“It took a long time to sink in what it actually meant, I guess,” he said.

And, over the years, pre-COVID-19, Terry went to the Leukaemia Foundation’s coffee and chat CML support group which met regularly at a café in Brisbane.

“It was interesting for me because until that point I’d never met somebody else with CML, so I had no understanding of what that meant to somebody else,” he said.

“It was nice to have support around that and talking to other people and getting an understanding of what they go through, and that I’m not the only one that feels this way or goes through that sort of stuff, made me feel a bit less alone.”

Terry also joined the Leukaemia Foundation’s CML Network on Facebook back in 2016 when he started sharing some aspects of his CML journey with others within this members-only online community.

“I have a look regularly and talk to other people about how they’re going,” he said.

“If somebody says, ‘I’m feeling awful. I’ve just recently started [a TKI], I feel horrible, what’s going on?’, I’m likely to give a bit of a feedback and encouragement.”

In June 2021, he posted, “I just reached a big milestone. It’s been 20 years living with CML. I’ve had my ups and downs but I’m still here which back in 2001 was unlikely because the prognosis was not the same as today…. ”

“They’re still replying every now and then,” said Terry about the responses he’s received. He’s had 53 comments to this post, as recently as mid-February 2022, and his last reply to those comments was, “Great to hear from other people who have survived and are living with CML.”

And when Terry reads about others whose diagnosis was 18 or 25 years ago, he said, “that’s good for me as well… that I’m not the only one who’s been on this treatment for this amount of time”.

Terry’s advice to others

“Get the right people around you, get the right treatment, get the right advice, and get the right help that you need,” is how Terry summed up his advice to others.

From listening to other people with CML, Terry said, “side effects certainly seem to be real that’s for sure because it’s so consistent between all of us – we all seem to have something”.

“Get the right oncologist who’s going to look after you and monitor you carefully, and try to get them to give you the time to discuss side effects and have a proper look at that so they can help you.

“That’s the one area that’s lacking with my medical team,” said Terry.

“My doctor will look at my numbers and go, ‘this is great, you’re great. See you later’, and I’m like, ‘hang on, I feel terrible all the time’, and her response is, ‘yeah, no, you’re fine’.

“So don’t let them fob you off.”

And while Terry said his oncologist was “not the best at that” [side effects], he said “she’s very good at getting me the treatment I need, so I’ve settled for that”.
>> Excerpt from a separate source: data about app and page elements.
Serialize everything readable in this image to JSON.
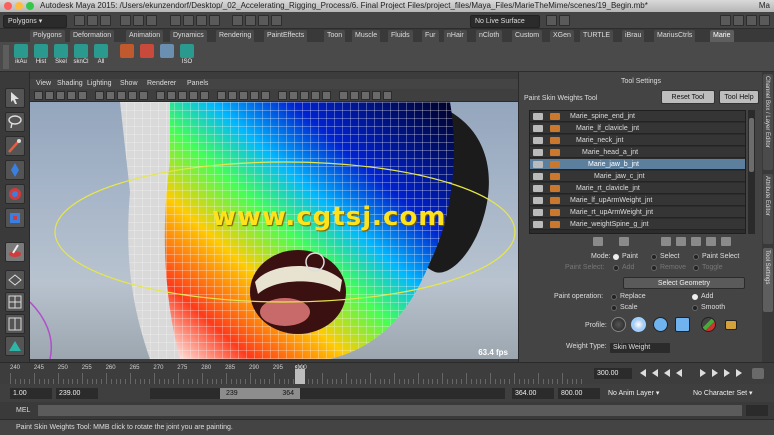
{
  "window": {
    "title": "Autodesk Maya 2015: /Users/ekunzendorf/Desktop/_02_Accelerating_Rigging_Process/6. Final Project Files/project_files/Maya_Files/MarieTheMime/scenes/19_Begin.mb*",
    "right_text": "Ma"
  },
  "status_line": {
    "menuset": "Polygons",
    "live_surface": "No Live Surface"
  },
  "shelf_tabs": [
    "Polygons",
    "Deformation",
    "Animation",
    "Dynamics",
    "Rendering",
    "PaintEffects",
    "Toon",
    "Muscle",
    "Fluids",
    "Fur",
    "nHair",
    "nCloth",
    "Custom",
    "XGen",
    "TURTLE",
    "iBrau",
    "MariusCtrls",
    "Marie"
  ],
  "shelf_buttons": [
    "ikAu",
    "Hist",
    "Skel",
    "sknCl",
    "All",
    "",
    "",
    "",
    "",
    "ISO"
  ],
  "viewport": {
    "menu": [
      "View",
      "Shading",
      "Lighting",
      "Show",
      "Renderer",
      "Panels"
    ],
    "fps": "63.4 fps",
    "watermark": "www.cgtsj.com"
  },
  "tool_settings": {
    "header": "Tool Settings",
    "tool_name": "Paint Skin Weights Tool",
    "reset_label": "Reset Tool",
    "help_label": "Tool Help",
    "influences": [
      {
        "name": "Marie_spine_end_jnt",
        "indent": 0,
        "selected": false
      },
      {
        "name": "Marie_lf_clavicle_jnt",
        "indent": 1,
        "selected": false
      },
      {
        "name": "Marie_neck_jnt",
        "indent": 1,
        "selected": false
      },
      {
        "name": "Marie_head_a_jnt",
        "indent": 2,
        "selected": false
      },
      {
        "name": "Marie_jaw_b_jnt",
        "indent": 3,
        "selected": true
      },
      {
        "name": "Marie_jaw_c_jnt",
        "indent": 4,
        "selected": false
      },
      {
        "name": "Marie_rt_clavicle_jnt",
        "indent": 1,
        "selected": false
      },
      {
        "name": "Marie_lf_upArmWeight_jnt",
        "indent": 0,
        "selected": false
      },
      {
        "name": "Marie_rt_upArmWeight_jnt",
        "indent": 0,
        "selected": false
      },
      {
        "name": "Marie_weightSpine_g_jnt",
        "indent": 0,
        "selected": false
      }
    ],
    "mode_label": "Mode:",
    "mode_options": [
      "Paint",
      "Select",
      "Paint Select"
    ],
    "paint_select_label": "Paint Select:",
    "paint_select_options": [
      "Add",
      "Remove",
      "Toggle"
    ],
    "select_geometry_label": "Select Geometry",
    "paint_operation_label": "Paint operation:",
    "paint_operations": [
      "Replace",
      "Add",
      "Scale",
      "Smooth"
    ],
    "profile_label": "Profile:",
    "weight_type_label": "Weight Type:",
    "weight_type_value": "Skin Weight"
  },
  "side_tabs": [
    "Channel Box / Layer Editor",
    "Attribute Editor",
    "Tool Settings"
  ],
  "timeline": {
    "ticks": [
      "240",
      "245",
      "250",
      "255",
      "260",
      "265",
      "270",
      "275",
      "280",
      "285",
      "290",
      "295",
      "300"
    ],
    "current_frame": "300",
    "current_frame_box": "300.00"
  },
  "range": {
    "start": "1.00",
    "playback_start": "239.00",
    "handle_start": "239",
    "handle_end": "364",
    "playback_end": "364.00",
    "end": "800.00",
    "anim_layer": "No Anim Layer",
    "character_set": "No Character Set"
  },
  "command_line": {
    "label": "MEL"
  },
  "help_line": "Paint Skin Weights Tool: MMB click to rotate the joint you are painting."
}
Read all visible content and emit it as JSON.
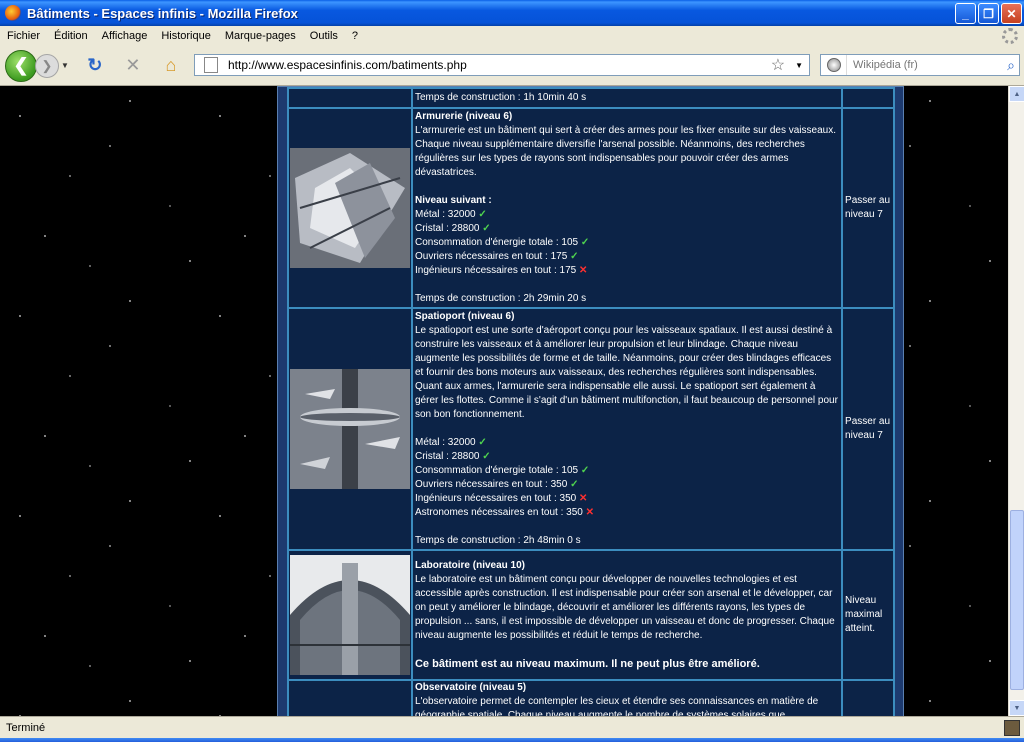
{
  "window": {
    "title": "Bâtiments - Espaces infinis - Mozilla Firefox"
  },
  "menu": [
    "Fichier",
    "Édition",
    "Affichage",
    "Historique",
    "Marque-pages",
    "Outils",
    "?"
  ],
  "nav": {
    "url": "http://www.espacesinfinis.com/batiments.php",
    "search_placeholder": "Wikipédia (fr)"
  },
  "status": {
    "text": "Terminé"
  },
  "buildings": {
    "prev_time": "Temps de construction : 1h 10min 40 s",
    "armurerie": {
      "name": "Armurerie (niveau 6)",
      "desc": "L'armurerie est un bâtiment qui sert à créer des armes pour les fixer ensuite sur des vaisseaux. Chaque niveau supplémentaire diversifie l'arsenal possible. Néanmoins, des recherches régulières sur les types de rayons sont indispensables pour pouvoir créer des armes dévastatrices.",
      "next_label": "Niveau suivant :",
      "metal": "Métal : 32000",
      "cristal": "Cristal : 28800",
      "energie": "Consommation d'énergie totale : 105",
      "ouvriers": "Ouvriers nécessaires en tout : 175",
      "ingenieurs": "Ingénieurs nécessaires en tout : 175",
      "time": "Temps de construction : 2h 29min 20 s",
      "action": "Passer au niveau 7"
    },
    "spatioport": {
      "name": "Spatioport (niveau 6)",
      "desc": "Le spatioport est une sorte d'aéroport conçu pour les vaisseaux spatiaux. Il est aussi destiné à construire les vaisseaux et à améliorer leur propulsion et leur blindage. Chaque niveau augmente les possibilités de forme et de taille. Néanmoins, pour créer des blindages efficaces et fournir des bons moteurs aux vaisseaux, des recherches régulières sont indispensables. Quant aux armes, l'armurerie sera indispensable elle aussi. Le spatioport sert également à gérer les flottes. Comme il s'agit d'un bâtiment multifonction, il faut beaucoup de personnel pour son bon fonctionnement.",
      "metal": "Métal : 32000",
      "cristal": "Cristal : 28800",
      "energie": "Consommation d'énergie totale : 105",
      "ouvriers": "Ouvriers nécessaires en tout : 350",
      "ingenieurs": "Ingénieurs nécessaires en tout : 350",
      "astronomes": "Astronomes nécessaires en tout : 350",
      "time": "Temps de construction : 2h 48min 0 s",
      "action": "Passer au niveau 7"
    },
    "laboratoire": {
      "name": "Laboratoire (niveau 10)",
      "desc": "Le laboratoire est un bâtiment conçu pour développer de nouvelles technologies et est accessible après construction. Il est indispensable pour créer son arsenal et le développer, car on peut y améliorer le blindage, découvrir et améliorer les différents rayons, les types de propulsion ... sans, il est impossible de développer un vaisseau et donc de progresser. Chaque niveau augmente les possibilités et réduit le temps de recherche.",
      "max_msg": "Ce bâtiment est au niveau maximum. Il ne peut plus être amélioré.",
      "action": "Niveau maximal atteint."
    },
    "observatoire": {
      "name": "Observatoire (niveau 5)",
      "desc": "L'observatoire permet de contempler les cieux et étendre ses connaissances en matière de géographie spatiale. Chaque niveau augmente le nombre de systèmes solaires que"
    }
  }
}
“I think her understanding of mental health issues is pretty limited and I think quite a few doctors would be the same.

“As far as my mental health was concerned, around the time my marriage broke down, when she didn’t really understand what I was going through and how serious it was, she said to me, ‘now don’t you go getting sad again’.

“I was just like, ‘what’s that supposed to mean?’, but that was her understanding of me having a major mental health issue. It was all ‘sad’.”

For mental health services, please visit MindSpot Clinic – Free Online Mental Health Support